The Leaping Bunny vs. PETA: both have lists of cruelty-free cosmetics and household product brands, but one is more reliable than the other. You might notice that the Leaping Bunny’s list is considerably smaller than PETA’s. This is because the Leaping Bunny, the only internationally recognized certification organization for cruelty-free brands, is way more selective: while PETA only requires written agreement from a company (see below), the Leaping Bunny requires that the company agrees to independent audits. This means they can actually verify if the claims are true.
From PETA.org (source):
Company representatives interested in having their company’s name added to our cruelty-free list(s) must complete a short questionnaire and sign a statement of assurance verifying that they do not conduct, commission, or pay for any tests on animals for ingredients, formulations, or finished products and that they pledge not to do so in the future. PETA will then add qualifying companies to our pocket-sized Cruelty-Free Shopping Guide, our Shopping Guide brochure, and our online searchable database of cruelty-free companies.
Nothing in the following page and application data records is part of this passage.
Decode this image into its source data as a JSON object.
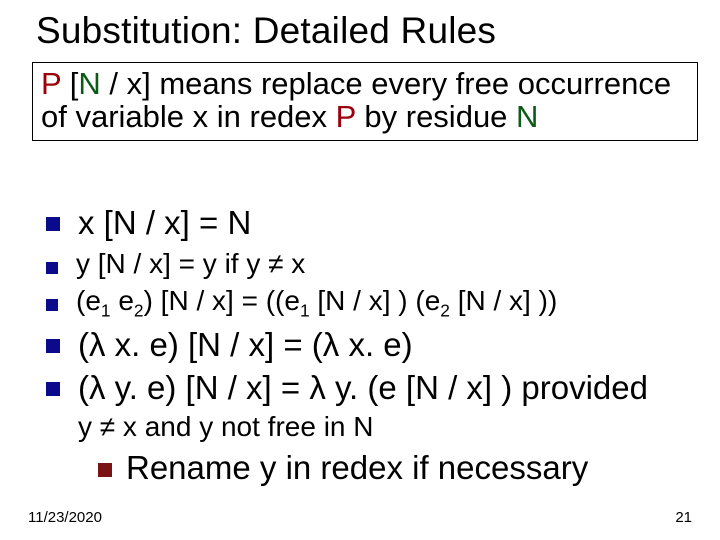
{
  "title": "Substitution: Detailed Rules",
  "def": {
    "pre": " [",
    "sep": " / ",
    "post": "] means replace every free occurrence of variable ",
    "mid2": " in redex ",
    "mid3": " by residue ",
    "P": "P",
    "x": "x",
    "N": "N"
  },
  "rules": {
    "r1": "x [N / x] = N",
    "r2": "y [N / x] = y if y ≠ x",
    "r3_a": "(e",
    "r3_b": " e",
    "r3_c": ") [N / x] = ((e",
    "r3_d": " [N / x] ) (e",
    "r3_e": " [N / x] ))",
    "s1": "1",
    "s2": "2",
    "r4": "(λ x. e) [N / x] = (λ x. e)",
    "r5": "(λ y. e) [N / x] = λ y. (e [N / x] ) provided",
    "r5cond": "y ≠ x and y not free in N",
    "nested": "Rename y in redex if necessary"
  },
  "footer": {
    "date": "11/23/2020",
    "num": "21"
  }
}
From LeapingBunny.org (source):
The Standard is short for the Corporate Standard of Compassion for Animals, a voluntary pledge that cosmetic, personal care, and/or household product companies make to clear animal testing from all stages of product development. The company’s ingredient suppliers make the same pledge and the result is a product guaranteed to be 100 percent free of new animal testing. All Leaping Bunny companies must be open to independent audits, and commitments are renewed on an annual basis.
If a particular brand is on the Leaping Bunny’s list, it should be safe to say that the company is truly cruelty-free. However, since applying for the program is done on a voluntary basis, this cruelty-free list isn’t exhaustive. Many companies, while not being certified, can be cruelty-free. In my opinion, while PETA’s database of cruelty-free brands is filled with good intentions, it’s not reliable due to the lack of any investigation. On the other hand, the Leaping Bunny makes a far better effort to ensure that a company is truly cruelty-free.
What’s your take on this issue?
From The Cruelty-Free 101 Series:
- 5 Things You MUST Do To Shop Cruelty-Free
- Where I Shop Cruelty-Free
- How To Spot a Fake Cruelty-Free Logo
- How To Determine if a Company is Cruelty-Free
- Testing Finished Products VS. Testing Ingredients
- Animal Testing Is Still Required By Law In China
- Why PETA’s Cruelty-Free List Can’t Be Trusted
- The Leaping Bunny Loophole: Be Aware
- When ‘Not Tested On Animals’ Is Complete Bullshit
- Companies That Test On Animals: Should We Boycott Their Cruelty-Free Brands?